Turning away from trauma is a common instinct. When bad things happen, many of us try to bury the pain, shame and mental scars, hoping they'll just fade away.
Whether after an individual death or larger tragedy, the pattern is familiar. After receiving an initial outpouring of well-meaning sympathy, those most bereaved are gradually abandoned. It's too much to acknowledge the true depth of their suffering, and the reality that it might never end.
This is what I see happening in the wake of last year's shooting at the Centre Culturel Islamique de Québec (CCIQ), when six men were killed on the evening of January 29, 2017. The nation was shocked, for a minute. Politicians pontificated about standing up to hate.
Then, slowly, most of us backed away. The Quebec City community is still reeling, but Canada has moved on.
No politicians visited Aymen Derbali in all of 2017. The 41-year-old father of three was paralyzed after purposely getting shot in order to save others. The Muslim non-profit Dawanet has raised almost $300,000 to help make his home accessible, but as of now, he's still in rehab.
Mr. Derbali is a hero. It's hard to believe that Prime Minister Justin Trudeau or Quebec Premier Philippe Couillard couldn't just pick up the phone and call.
Instead, Mr. Couillard has avoided suggestions that Jan. 29 be marked as a day of remembrance to combat Islamophobia. He preferred, in October, to speak in favour of Bill 62. The "religious neutrality" law included a provision against face-coverings aimed at the province's niqabis, as though highlighting that tiny minority as less deserving of public services was in any way a neutral act.
What an irresponsible stoking of the xenophobia smouldering across Canada – including Quebec. While the face-covering ban has been delayed by a judge, it's just one egregious example. Another is that police in Quebec City say hate crimes targeting Muslims doubled in 2017.
In August, not even a year after the mosque attack, CCIQ's application to build a Muslim cemetery was protested by the right-wing anti-Islam group La Meute. Less than two days after the site was approved, the car of mosque president Mohamed Labidi was set on fire. It exploded outside his house.
We look away from tragedies because they hurt. The six men who were killed – Azzeddine Soufiane, Khaled Belkacemi, Ibrahima Barry, Mamadou Tanou Barry, Abdelkrim Hassane and Boubaker Thabti – are never going home.
But we also look away because we're afraid. Wondering how and why such a monstrous act could happen, it seems likely that the ugly responsibility might have to be shared.
As the anniversary of the massacre approaches, Canada's Muslims are asking for our attention. Dawanet has also just released Your Last Walk in the Mosque, a documentary about coping in the aftermath.
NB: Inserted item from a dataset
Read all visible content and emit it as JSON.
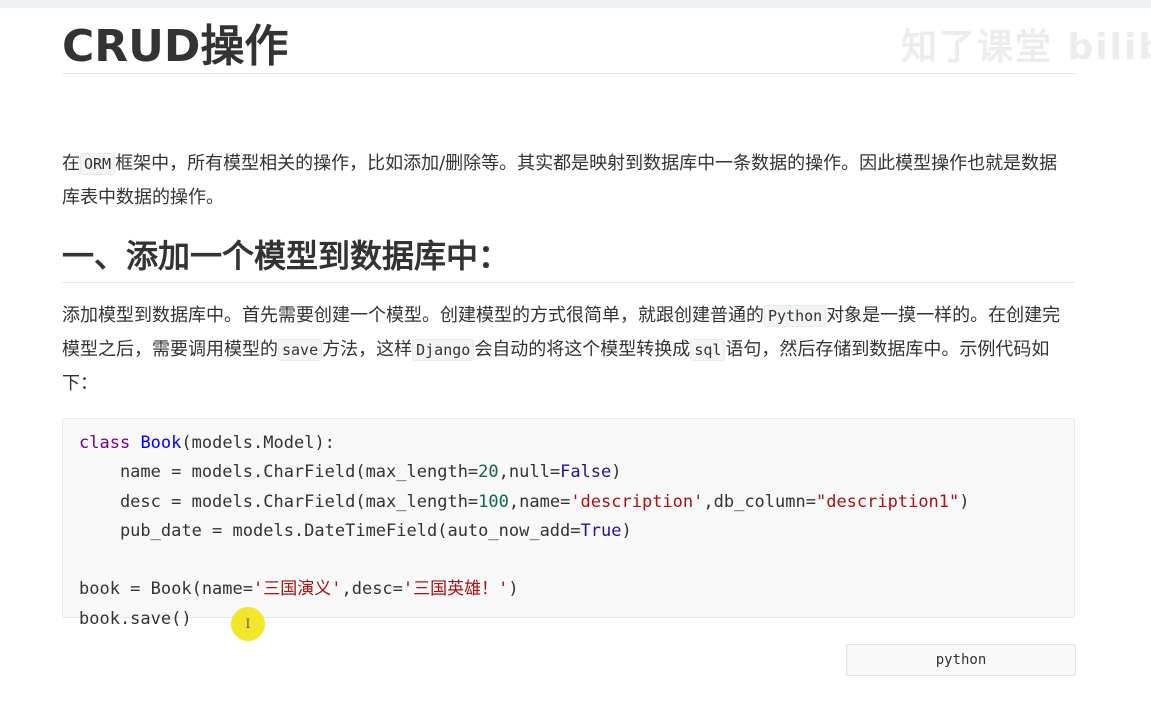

Widows keep their faces in the shadows, out of fear of retaliation, while Mr. Derbali speaks in barely audible, gasping breaths. One last, lingering shot is of the dead men's shoes, still sitting on the racks outside the prayer room. It's a slow, unflinching examination of a community's pain.
Screenings begin Jan. 25 in Mississauga, Ont., and are scheduled around the country, including at the Université Laval, where suspect Alexandre Bissonnette studied.
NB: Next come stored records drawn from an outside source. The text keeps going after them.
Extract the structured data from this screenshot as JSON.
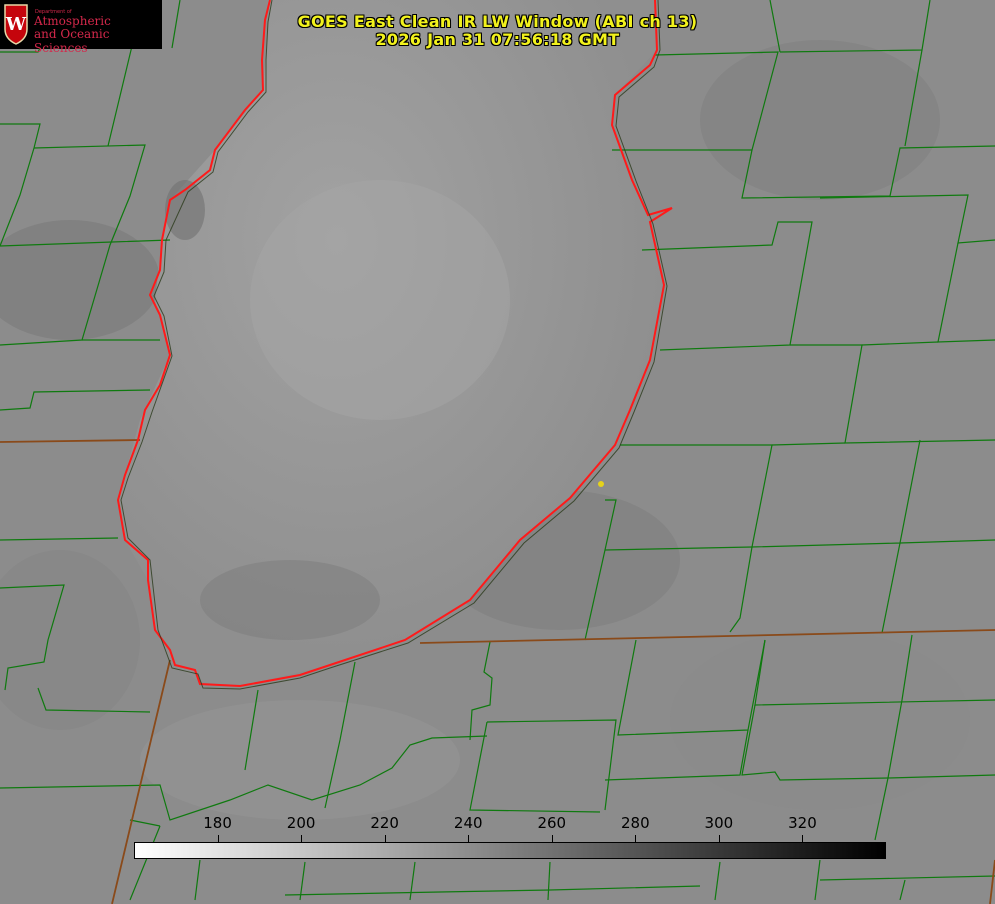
{
  "image": {
    "title": "GOES East Clean IR LW Window (ABI ch 13)",
    "timestamp": "2026 Jan 31 07:56:18 GMT",
    "colors": {
      "title": "#f2f21c",
      "lake_outline": "#ff1a1a",
      "county_lines": "#0f7a0f",
      "state_lines": "#8a4a1a",
      "marker": "#e5d21a"
    }
  },
  "logo": {
    "department": "Department of",
    "line1": "Atmospheric",
    "line2": "and Oceanic Sciences",
    "crest_letter": "W"
  },
  "colorbar": {
    "min": 160,
    "max": 340,
    "ticks": [
      "180",
      "200",
      "220",
      "240",
      "260",
      "280",
      "300",
      "320"
    ]
  }
}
There's also the emerging hashtag #SouvenezVous29Jan, or #RememberJan29. Campaign co-founder S.K. Hussan says he wants Canadians to connect with the tragic moment through personal memories, asking "where were you when it happened?" the way they might about 9/11 or a celebrity's death.
"It's a very specific form of structured forgetting that's happening," says Mr. Hussan of Canada's collective memory loss. "This is the largest political mass shooting in 25 years, it's a historic moment, not a one-off tragedy."
Yet in the hours after the attack, Public Safety Minister Ralph Goodale quickly labelled the suspect a "lone wolf," a clear instance of the knee-jerk instinct to push unsightly messes out of sight.
Labelling white male shooters as individual actors is easier than grappling with historic racism, or the immigration, border-crossing and terrorism policies that mark Muslims as worthy of suspicion and dread.
This is a truth-telling moment, though – and many are acknowledging that suppressing trauma isn't a permanent cure. The main reason to remember Jan. 29 is to try and ensure it doesn't happen again.